* **Dataset excerpts**
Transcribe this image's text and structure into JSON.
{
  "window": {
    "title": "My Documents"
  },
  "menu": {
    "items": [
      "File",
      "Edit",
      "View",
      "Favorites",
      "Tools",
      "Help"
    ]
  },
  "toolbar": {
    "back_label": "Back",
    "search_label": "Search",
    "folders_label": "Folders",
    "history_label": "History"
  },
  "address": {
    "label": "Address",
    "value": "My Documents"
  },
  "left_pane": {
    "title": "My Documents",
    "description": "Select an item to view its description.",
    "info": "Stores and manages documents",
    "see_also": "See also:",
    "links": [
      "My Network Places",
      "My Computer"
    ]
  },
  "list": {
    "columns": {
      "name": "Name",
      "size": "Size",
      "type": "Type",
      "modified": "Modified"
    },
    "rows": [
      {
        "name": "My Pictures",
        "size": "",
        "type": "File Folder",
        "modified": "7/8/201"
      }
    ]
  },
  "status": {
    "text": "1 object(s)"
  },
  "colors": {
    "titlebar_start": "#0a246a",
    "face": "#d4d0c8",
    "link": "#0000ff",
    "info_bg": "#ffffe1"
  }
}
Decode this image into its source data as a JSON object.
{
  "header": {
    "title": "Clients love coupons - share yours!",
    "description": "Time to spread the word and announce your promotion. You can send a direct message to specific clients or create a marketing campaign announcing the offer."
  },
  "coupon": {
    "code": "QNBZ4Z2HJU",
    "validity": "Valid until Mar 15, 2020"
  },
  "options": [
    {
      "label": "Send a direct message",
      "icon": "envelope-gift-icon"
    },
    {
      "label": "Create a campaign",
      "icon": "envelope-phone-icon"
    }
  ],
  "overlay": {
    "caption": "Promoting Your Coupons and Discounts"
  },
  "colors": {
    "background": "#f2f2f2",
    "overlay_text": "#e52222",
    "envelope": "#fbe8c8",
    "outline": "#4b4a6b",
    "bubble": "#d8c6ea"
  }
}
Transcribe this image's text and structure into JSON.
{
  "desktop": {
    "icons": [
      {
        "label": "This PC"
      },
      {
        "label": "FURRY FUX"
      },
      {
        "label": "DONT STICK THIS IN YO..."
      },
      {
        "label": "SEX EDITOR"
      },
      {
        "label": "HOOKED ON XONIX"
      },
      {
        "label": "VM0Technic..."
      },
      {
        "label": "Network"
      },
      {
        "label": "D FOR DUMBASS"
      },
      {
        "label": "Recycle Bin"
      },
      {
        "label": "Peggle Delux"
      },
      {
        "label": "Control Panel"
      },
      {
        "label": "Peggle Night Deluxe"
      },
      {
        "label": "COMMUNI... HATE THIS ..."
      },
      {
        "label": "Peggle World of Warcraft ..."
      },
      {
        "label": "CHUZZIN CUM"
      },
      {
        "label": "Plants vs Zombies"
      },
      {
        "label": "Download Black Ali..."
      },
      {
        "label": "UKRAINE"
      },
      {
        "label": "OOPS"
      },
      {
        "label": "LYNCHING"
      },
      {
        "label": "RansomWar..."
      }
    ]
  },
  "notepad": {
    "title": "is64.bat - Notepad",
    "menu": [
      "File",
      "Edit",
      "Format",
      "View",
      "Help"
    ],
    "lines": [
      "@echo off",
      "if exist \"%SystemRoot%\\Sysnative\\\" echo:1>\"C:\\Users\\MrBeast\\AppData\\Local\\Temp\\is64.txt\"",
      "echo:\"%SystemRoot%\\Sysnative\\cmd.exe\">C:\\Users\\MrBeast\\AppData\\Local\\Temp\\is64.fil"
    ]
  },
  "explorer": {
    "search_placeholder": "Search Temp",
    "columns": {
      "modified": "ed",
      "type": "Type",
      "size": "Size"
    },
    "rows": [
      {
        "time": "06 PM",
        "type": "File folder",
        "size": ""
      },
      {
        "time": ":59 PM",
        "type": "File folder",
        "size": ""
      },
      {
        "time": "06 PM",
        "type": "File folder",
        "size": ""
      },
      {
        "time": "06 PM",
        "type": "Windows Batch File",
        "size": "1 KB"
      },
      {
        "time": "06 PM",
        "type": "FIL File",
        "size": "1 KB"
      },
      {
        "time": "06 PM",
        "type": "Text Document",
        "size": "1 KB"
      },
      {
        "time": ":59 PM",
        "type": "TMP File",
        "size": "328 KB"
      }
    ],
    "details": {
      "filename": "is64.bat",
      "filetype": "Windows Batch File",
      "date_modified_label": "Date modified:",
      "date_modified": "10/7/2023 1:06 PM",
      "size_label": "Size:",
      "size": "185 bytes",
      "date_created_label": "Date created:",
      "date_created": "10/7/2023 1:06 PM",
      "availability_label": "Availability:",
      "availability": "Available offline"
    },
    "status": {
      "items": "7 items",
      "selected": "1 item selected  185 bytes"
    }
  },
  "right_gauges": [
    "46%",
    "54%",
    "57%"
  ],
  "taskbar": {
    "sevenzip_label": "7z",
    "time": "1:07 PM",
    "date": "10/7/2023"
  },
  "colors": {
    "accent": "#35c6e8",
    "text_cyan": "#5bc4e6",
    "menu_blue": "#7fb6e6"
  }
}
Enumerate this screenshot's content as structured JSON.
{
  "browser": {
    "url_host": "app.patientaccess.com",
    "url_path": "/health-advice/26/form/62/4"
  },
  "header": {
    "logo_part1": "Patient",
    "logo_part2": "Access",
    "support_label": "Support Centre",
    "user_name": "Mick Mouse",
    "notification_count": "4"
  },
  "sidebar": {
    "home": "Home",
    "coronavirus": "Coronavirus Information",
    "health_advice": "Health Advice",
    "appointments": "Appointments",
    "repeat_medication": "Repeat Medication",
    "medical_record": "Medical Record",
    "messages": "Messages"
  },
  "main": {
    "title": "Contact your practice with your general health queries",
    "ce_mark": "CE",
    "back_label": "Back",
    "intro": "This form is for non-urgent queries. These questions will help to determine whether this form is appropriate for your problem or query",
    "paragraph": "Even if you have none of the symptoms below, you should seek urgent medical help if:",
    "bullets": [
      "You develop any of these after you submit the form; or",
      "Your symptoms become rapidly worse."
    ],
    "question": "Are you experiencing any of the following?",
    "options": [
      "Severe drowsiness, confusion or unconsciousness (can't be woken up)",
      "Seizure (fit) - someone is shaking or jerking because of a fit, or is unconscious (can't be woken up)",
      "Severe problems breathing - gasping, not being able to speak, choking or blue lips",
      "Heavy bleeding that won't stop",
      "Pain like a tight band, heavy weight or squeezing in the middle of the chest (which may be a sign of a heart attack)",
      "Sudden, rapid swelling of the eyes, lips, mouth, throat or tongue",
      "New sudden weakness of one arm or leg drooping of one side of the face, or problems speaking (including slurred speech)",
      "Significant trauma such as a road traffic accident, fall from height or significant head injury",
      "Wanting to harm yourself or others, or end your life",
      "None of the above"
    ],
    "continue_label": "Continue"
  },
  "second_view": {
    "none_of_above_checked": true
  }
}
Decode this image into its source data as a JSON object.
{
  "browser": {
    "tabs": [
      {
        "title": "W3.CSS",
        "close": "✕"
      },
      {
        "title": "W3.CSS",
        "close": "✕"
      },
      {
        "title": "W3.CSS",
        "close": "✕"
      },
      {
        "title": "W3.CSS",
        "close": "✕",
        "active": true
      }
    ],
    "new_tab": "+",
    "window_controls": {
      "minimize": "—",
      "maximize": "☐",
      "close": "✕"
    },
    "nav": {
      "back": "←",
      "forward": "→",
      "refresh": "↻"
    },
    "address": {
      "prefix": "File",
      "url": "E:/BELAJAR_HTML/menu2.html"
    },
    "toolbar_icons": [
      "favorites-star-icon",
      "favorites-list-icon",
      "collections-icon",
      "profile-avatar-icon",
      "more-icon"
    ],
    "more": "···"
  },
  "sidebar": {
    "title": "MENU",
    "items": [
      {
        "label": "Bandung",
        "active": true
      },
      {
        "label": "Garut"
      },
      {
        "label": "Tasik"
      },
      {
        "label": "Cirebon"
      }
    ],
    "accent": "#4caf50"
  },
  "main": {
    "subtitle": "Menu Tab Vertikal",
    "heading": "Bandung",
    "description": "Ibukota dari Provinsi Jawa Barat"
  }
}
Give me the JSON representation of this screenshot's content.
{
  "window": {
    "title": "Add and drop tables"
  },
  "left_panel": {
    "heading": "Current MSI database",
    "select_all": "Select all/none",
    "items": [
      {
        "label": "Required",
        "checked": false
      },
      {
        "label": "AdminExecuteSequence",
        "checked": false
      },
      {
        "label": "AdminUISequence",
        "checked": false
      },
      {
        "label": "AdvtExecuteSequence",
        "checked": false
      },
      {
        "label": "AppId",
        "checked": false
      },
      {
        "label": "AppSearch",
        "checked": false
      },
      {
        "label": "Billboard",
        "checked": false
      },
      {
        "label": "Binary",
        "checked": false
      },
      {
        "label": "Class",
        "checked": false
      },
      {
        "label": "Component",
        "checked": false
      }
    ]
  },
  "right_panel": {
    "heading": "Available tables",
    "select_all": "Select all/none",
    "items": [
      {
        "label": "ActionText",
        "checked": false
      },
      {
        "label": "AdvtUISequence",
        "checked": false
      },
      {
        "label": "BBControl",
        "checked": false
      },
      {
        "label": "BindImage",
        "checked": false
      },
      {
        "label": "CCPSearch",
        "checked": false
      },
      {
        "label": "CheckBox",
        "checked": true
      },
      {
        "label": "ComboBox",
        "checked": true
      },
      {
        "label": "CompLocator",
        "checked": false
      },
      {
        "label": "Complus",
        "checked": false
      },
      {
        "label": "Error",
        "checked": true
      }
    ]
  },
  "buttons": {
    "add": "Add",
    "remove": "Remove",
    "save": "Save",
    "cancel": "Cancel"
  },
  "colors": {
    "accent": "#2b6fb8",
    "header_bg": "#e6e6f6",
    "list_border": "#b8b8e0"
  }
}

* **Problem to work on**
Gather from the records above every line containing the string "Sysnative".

* **Answer to this task**
      "if exist \"%SystemRoot%\\Sysnative\\\" echo:1>\"C:\\Users\\MrBeast\\AppData\\Local\\Temp\\is64.txt\"",
      "echo:\"%SystemRoot%\\Sysnative\\cmd.exe\">C:\\Users\\MrBeast\\AppData\\Local\\Temp\\is64.fil"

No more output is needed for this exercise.